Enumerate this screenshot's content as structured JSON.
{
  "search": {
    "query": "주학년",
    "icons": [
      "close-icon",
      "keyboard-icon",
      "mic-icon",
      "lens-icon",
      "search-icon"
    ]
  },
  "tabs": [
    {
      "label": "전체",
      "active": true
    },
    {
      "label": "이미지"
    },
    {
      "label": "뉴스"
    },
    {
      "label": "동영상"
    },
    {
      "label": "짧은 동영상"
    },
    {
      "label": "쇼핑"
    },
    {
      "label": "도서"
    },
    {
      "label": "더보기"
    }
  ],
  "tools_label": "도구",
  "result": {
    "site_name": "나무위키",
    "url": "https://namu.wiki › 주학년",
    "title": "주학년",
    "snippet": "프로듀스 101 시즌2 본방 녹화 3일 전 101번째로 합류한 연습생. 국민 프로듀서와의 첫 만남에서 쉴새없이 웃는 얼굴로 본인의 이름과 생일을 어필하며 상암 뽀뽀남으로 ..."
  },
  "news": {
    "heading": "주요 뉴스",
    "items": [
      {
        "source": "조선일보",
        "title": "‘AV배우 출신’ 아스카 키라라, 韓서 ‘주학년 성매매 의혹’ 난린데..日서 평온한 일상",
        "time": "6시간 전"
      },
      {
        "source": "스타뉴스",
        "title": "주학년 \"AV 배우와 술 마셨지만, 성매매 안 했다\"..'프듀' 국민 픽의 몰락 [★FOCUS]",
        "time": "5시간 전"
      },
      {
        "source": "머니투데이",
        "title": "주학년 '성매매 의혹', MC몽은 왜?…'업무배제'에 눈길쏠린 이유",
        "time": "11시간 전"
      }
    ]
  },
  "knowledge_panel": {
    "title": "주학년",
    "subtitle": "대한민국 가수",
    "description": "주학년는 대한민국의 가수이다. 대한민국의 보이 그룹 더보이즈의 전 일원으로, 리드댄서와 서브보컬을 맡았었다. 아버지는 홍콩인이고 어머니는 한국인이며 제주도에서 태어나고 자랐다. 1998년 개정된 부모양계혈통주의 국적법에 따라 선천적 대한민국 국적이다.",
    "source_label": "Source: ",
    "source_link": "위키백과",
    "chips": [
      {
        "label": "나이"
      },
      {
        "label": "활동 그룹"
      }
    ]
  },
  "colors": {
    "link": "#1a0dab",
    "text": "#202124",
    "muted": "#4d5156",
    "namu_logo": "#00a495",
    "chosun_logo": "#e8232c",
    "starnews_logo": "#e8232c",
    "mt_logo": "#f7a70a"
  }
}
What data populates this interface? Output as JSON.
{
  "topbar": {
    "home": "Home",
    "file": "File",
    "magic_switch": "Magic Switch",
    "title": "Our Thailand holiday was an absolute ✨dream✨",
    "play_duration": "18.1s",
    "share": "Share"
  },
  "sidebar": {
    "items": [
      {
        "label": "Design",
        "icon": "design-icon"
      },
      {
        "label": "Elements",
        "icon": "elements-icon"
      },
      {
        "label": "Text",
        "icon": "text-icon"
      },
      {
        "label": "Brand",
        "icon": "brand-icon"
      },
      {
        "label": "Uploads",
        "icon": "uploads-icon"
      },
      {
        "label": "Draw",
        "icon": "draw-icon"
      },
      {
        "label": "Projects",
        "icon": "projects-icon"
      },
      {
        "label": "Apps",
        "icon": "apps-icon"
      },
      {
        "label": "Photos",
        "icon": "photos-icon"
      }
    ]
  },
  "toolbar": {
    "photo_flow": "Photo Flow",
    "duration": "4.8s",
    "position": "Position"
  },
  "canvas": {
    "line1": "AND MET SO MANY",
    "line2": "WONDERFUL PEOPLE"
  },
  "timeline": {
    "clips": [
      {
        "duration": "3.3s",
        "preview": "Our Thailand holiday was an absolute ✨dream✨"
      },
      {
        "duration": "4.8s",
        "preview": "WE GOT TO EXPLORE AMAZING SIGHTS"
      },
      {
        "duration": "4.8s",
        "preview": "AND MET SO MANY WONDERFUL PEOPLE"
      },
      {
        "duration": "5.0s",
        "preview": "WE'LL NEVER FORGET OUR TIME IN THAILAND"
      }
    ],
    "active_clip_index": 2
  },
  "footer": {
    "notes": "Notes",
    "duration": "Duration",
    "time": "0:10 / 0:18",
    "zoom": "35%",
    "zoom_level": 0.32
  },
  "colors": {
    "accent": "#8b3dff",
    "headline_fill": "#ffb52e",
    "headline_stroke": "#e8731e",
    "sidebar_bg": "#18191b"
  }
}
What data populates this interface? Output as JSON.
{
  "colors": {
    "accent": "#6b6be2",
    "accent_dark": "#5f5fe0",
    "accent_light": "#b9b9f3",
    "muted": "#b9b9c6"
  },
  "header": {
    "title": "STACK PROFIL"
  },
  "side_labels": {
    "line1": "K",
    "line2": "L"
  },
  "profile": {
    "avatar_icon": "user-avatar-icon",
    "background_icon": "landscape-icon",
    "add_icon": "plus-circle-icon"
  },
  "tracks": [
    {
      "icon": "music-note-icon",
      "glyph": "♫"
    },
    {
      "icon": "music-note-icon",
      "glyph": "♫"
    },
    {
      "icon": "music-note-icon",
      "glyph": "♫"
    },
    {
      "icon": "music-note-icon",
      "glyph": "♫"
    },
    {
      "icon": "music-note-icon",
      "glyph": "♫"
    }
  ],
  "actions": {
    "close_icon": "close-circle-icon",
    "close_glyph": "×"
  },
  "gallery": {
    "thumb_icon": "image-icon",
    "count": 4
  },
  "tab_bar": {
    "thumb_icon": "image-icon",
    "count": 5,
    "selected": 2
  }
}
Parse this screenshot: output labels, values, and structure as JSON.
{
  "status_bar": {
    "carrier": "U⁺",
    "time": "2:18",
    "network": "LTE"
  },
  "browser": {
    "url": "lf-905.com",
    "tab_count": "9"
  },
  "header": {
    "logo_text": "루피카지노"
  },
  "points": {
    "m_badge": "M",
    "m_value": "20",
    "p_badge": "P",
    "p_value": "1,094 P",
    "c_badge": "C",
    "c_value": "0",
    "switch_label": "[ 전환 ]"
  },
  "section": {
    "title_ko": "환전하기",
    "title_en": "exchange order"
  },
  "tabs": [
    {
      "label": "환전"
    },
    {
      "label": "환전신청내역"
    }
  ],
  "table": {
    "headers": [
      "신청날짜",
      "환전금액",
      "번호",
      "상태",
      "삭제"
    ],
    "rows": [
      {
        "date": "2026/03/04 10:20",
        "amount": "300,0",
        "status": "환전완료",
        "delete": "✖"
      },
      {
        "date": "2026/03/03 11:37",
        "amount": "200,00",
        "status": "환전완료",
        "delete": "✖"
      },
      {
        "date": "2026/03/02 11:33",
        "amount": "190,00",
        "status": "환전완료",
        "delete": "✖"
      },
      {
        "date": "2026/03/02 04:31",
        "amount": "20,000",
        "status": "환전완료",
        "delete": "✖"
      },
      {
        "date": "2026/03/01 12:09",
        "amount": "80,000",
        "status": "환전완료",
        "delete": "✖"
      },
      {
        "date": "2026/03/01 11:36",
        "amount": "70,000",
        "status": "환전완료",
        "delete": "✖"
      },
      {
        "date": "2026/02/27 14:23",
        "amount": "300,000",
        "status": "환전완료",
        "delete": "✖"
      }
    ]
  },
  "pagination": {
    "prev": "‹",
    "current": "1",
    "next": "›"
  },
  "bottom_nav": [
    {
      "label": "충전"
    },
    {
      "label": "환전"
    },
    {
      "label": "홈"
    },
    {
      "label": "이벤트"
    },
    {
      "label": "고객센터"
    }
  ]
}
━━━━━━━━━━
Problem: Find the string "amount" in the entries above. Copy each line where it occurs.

Answer below:
        "amount": "300,0",
        "amount": "200,00",
        "amount": "190,00",
        "amount": "20,000",
        "amount": "80,000",
        "amount": "70,000",
        "amount": "300,000",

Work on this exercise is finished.